(Items from an interface collection)
###

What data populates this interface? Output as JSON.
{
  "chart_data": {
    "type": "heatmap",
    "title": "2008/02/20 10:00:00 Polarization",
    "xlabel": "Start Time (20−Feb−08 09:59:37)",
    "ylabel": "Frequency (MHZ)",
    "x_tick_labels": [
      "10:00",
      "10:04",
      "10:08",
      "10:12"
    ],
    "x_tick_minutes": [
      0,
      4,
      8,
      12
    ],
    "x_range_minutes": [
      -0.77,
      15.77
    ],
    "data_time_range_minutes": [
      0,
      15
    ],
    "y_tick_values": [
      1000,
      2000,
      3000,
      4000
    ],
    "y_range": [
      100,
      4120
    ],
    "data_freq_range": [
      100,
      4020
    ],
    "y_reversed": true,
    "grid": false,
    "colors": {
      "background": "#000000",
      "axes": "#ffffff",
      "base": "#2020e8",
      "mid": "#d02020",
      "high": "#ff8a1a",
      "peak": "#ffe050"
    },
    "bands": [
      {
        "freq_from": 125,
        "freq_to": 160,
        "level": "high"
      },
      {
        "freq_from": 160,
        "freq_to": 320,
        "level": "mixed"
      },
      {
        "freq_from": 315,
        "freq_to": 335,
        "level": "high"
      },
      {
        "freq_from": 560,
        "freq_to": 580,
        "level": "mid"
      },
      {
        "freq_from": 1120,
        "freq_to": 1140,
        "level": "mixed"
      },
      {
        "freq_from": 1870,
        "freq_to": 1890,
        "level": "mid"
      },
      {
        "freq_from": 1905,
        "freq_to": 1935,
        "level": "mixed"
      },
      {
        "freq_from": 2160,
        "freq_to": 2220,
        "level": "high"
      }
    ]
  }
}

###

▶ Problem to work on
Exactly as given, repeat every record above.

▶ Response area
What data populates this interface? Output as JSON.
{
  "chart_data": {
    "type": "heatmap",
    "title": "2008/02/20 10:00:00 Polarization",
    "xlabel": "Start Time (20−Feb−08 09:59:37)",
    "ylabel": "Frequency (MHZ)",
    "x_tick_labels": [
      "10:00",
      "10:04",
      "10:08",
      "10:12"
    ],
    "x_tick_minutes": [
      0,
      4,
      8,
      12
    ],
    "x_range_minutes": [
      -0.77,
      15.77
    ],
    "data_time_range_minutes": [
      0,
      15
    ],
    "y_tick_values": [
      1000,
      2000,
      3000,
      4000
    ],
    "y_range": [
      100,
      4120
    ],
    "data_freq_range": [
      100,
      4020
    ],
    "y_reversed": true,
    "grid": false,
    "colors": {
      "background": "#000000",
      "axes": "#ffffff",
      "base": "#2020e8",
      "mid": "#d02020",
      "high": "#ff8a1a",
      "peak": "#ffe050"
    },
    "bands": [
      {
        "freq_from": 125,
        "freq_to": 160,
        "level": "high"
      },
      {
        "freq_from": 160,
        "freq_to": 320,
        "level": "mixed"
      },
      {
        "freq_from": 315,
        "freq_to": 335,
        "level": "high"
      },
      {
        "freq_from": 560,
        "freq_to": 580,
        "level": "mid"
      },
      {
        "freq_from": 1120,
        "freq_to": 1140,
        "level": "mixed"
      },
      {
        "freq_from": 1870,
        "freq_to": 1890,
        "level": "mid"
      },
      {
        "freq_from": 1905,
        "freq_to": 1935,
        "level": "mixed"
      },
      {
        "freq_from": 2160,
        "freq_to": 2220,
        "level": "high"
      }
    ]
  }
}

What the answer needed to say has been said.